@ixu 's thinking is on track. You can’t add CTs without having commensurate sampling CPU and reporting bandwidth. Speaking from experience, the current Sense monitor is pretty much tapped out on processing power handling the mains, solar, plus incoming data from about 20 smartplugs (HS300 counts as more than 1 but a little less than 6). So you really need a new Sense box for every 4 CTs. And even then, you would probably want ealtime subtractions of noise to happen in a single Sense monitor. So I’m guessing that Sense would need to move to a new architecture if they wanted to do at-speed “noise cancellation”.

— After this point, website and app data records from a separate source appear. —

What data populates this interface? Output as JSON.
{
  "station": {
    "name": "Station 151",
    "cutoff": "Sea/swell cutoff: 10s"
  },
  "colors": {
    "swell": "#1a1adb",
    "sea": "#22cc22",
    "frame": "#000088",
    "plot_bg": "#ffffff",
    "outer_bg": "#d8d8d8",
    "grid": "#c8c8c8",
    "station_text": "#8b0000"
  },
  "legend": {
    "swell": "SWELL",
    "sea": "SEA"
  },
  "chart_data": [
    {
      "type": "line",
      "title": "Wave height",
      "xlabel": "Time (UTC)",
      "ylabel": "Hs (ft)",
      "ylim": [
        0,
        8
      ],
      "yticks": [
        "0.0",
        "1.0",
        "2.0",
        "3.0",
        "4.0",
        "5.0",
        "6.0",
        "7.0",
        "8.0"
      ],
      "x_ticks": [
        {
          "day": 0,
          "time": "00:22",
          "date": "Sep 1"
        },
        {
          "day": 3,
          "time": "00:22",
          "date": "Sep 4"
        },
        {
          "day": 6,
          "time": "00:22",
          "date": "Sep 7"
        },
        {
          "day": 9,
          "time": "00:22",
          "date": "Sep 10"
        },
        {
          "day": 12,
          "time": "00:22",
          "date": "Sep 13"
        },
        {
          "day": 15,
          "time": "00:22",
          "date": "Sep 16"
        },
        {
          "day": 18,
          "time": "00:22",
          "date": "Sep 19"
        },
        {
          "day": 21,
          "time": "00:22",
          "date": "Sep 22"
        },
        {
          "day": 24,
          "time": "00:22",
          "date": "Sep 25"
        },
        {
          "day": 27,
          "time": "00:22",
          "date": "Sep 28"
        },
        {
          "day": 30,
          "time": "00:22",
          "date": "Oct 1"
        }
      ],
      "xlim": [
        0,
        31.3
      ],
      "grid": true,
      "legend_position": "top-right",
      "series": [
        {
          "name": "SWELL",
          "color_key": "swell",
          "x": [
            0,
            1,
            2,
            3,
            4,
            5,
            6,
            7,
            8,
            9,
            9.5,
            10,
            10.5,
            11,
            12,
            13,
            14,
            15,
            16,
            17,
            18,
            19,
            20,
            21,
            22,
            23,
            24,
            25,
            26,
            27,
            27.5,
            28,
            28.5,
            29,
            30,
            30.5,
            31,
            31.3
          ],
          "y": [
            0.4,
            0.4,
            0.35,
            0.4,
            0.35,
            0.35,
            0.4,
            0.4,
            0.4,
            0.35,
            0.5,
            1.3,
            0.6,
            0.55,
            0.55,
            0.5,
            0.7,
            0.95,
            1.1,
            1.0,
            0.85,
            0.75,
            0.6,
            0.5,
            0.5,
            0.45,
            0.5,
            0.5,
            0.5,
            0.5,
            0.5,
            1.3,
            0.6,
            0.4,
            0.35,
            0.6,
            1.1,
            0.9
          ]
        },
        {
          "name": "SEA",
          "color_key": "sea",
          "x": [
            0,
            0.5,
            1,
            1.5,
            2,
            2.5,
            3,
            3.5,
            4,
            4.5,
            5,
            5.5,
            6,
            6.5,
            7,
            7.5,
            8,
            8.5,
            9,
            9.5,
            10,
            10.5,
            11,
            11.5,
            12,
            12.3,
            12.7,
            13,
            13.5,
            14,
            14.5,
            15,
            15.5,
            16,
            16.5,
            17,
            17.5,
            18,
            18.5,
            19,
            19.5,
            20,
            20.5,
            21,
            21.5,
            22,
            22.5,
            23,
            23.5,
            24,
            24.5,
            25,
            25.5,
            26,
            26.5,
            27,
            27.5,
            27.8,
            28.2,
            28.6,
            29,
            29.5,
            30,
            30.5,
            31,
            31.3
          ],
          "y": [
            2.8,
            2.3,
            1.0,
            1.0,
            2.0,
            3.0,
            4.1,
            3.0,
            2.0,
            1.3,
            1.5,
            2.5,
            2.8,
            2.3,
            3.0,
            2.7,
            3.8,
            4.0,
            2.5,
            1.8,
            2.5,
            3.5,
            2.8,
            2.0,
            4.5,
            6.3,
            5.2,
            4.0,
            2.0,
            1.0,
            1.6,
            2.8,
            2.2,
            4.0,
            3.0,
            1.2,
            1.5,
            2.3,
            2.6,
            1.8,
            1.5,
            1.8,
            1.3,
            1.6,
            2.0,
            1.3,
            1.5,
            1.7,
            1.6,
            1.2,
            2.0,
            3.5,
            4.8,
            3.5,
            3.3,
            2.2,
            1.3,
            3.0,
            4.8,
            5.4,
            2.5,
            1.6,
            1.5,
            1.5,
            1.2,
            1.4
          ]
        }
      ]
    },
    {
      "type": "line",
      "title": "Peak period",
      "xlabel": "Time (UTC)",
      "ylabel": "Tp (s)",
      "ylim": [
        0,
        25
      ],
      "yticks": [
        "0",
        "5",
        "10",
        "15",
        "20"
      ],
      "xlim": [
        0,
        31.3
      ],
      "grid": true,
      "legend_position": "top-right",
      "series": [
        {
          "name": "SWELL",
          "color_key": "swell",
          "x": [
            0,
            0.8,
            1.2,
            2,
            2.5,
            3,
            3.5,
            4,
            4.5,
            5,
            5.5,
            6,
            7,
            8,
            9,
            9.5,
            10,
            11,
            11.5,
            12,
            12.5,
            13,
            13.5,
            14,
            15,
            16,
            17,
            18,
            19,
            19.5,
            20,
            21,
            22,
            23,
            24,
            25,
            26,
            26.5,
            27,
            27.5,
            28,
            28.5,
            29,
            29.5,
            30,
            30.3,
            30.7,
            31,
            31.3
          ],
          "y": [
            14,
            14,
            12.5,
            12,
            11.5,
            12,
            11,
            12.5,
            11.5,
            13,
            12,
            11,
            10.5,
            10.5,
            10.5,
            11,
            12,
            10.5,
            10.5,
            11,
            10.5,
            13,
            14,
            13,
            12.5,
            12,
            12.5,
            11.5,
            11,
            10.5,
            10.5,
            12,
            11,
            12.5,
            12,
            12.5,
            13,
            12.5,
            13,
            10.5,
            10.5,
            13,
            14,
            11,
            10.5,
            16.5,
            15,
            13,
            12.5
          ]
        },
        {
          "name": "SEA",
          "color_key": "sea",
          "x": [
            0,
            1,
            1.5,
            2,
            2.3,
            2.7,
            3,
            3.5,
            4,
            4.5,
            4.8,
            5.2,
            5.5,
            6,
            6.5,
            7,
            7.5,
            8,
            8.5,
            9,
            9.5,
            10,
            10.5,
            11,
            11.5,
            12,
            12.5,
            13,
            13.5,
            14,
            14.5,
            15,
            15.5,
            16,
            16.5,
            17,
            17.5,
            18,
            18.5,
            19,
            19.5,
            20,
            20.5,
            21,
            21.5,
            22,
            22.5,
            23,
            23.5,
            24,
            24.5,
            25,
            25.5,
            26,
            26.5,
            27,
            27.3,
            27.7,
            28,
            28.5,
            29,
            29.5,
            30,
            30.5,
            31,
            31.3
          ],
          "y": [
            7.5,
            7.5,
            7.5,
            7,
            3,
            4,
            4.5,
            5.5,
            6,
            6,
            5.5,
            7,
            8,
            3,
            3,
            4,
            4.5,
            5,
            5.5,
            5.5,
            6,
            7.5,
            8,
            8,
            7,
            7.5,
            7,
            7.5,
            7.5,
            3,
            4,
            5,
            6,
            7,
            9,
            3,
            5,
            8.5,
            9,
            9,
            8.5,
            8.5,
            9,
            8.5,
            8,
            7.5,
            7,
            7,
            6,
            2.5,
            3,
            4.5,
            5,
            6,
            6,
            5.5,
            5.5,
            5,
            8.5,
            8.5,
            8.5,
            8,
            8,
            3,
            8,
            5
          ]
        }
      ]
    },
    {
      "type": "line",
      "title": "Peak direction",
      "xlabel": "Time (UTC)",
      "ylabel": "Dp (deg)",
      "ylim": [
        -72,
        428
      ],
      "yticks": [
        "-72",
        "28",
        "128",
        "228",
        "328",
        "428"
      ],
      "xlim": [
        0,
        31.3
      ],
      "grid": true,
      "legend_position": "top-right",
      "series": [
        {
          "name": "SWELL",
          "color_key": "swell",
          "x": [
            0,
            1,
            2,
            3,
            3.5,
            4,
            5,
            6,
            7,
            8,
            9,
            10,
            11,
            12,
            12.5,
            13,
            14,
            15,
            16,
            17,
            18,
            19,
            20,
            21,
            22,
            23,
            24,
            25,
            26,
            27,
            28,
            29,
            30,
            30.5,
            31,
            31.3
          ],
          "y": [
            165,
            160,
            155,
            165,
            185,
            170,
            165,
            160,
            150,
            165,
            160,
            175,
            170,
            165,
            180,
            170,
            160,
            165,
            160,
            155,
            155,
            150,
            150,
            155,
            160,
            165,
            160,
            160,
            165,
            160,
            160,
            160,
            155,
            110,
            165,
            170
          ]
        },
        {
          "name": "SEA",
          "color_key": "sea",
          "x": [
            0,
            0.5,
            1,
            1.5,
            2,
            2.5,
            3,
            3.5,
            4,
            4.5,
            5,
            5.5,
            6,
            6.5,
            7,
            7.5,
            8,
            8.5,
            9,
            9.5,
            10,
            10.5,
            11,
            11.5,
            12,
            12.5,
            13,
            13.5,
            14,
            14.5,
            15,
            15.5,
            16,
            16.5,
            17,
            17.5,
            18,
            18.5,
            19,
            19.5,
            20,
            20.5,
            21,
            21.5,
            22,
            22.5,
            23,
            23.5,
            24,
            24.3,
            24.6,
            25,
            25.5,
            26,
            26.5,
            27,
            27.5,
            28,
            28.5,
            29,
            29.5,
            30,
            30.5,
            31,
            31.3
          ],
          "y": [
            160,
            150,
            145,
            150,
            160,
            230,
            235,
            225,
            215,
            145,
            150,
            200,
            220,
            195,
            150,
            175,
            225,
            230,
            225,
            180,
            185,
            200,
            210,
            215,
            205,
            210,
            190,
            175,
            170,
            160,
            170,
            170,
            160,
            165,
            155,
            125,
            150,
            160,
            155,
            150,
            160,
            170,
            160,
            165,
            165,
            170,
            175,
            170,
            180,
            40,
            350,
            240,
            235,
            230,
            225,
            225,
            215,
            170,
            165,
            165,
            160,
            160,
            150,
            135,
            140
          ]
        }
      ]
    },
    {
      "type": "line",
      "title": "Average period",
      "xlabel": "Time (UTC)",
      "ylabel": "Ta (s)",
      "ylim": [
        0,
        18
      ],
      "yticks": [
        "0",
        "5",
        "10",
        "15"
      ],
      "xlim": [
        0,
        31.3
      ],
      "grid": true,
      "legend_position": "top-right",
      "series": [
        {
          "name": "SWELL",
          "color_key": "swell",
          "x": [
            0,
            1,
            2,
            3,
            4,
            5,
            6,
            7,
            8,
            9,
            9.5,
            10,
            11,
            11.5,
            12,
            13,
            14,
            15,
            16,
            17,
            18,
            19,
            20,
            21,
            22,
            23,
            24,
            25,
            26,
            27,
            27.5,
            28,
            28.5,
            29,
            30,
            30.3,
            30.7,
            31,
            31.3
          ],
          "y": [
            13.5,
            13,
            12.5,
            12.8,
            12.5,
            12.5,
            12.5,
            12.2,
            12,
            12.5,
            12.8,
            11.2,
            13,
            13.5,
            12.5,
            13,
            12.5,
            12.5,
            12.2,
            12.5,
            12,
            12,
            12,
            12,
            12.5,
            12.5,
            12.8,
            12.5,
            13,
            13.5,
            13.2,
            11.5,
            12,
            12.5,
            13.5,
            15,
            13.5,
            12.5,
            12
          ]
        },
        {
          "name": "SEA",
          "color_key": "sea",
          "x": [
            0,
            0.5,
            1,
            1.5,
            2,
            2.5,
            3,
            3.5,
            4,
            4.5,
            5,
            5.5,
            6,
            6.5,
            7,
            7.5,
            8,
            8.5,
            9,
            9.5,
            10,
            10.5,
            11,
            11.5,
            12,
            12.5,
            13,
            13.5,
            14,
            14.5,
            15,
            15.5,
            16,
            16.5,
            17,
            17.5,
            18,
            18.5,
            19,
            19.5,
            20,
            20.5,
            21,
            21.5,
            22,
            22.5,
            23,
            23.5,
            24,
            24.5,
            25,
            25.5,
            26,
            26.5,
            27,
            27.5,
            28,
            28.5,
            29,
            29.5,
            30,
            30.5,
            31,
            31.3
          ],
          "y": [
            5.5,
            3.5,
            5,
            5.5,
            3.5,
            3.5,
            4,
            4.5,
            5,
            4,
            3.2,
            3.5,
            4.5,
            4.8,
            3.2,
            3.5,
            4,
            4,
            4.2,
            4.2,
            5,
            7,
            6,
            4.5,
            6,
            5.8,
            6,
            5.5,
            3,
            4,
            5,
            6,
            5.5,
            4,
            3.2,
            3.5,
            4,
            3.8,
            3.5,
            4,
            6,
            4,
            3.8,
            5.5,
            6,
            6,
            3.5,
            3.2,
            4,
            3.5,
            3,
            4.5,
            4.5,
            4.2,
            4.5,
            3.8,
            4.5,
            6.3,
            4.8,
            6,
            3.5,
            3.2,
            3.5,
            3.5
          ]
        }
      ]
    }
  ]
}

As for the “stacked area” and “stacked column” charts - I’m sure Sense will get around to adding more reporting graph options. I’m hoping that they add a degree of customizability and capability similar to Quicken or Mint for finance. In both of those you can do graphs on preset or customizable time periods, by selected/all categories and subcategories (a mixture of predefined plus user defined), and by custom tags…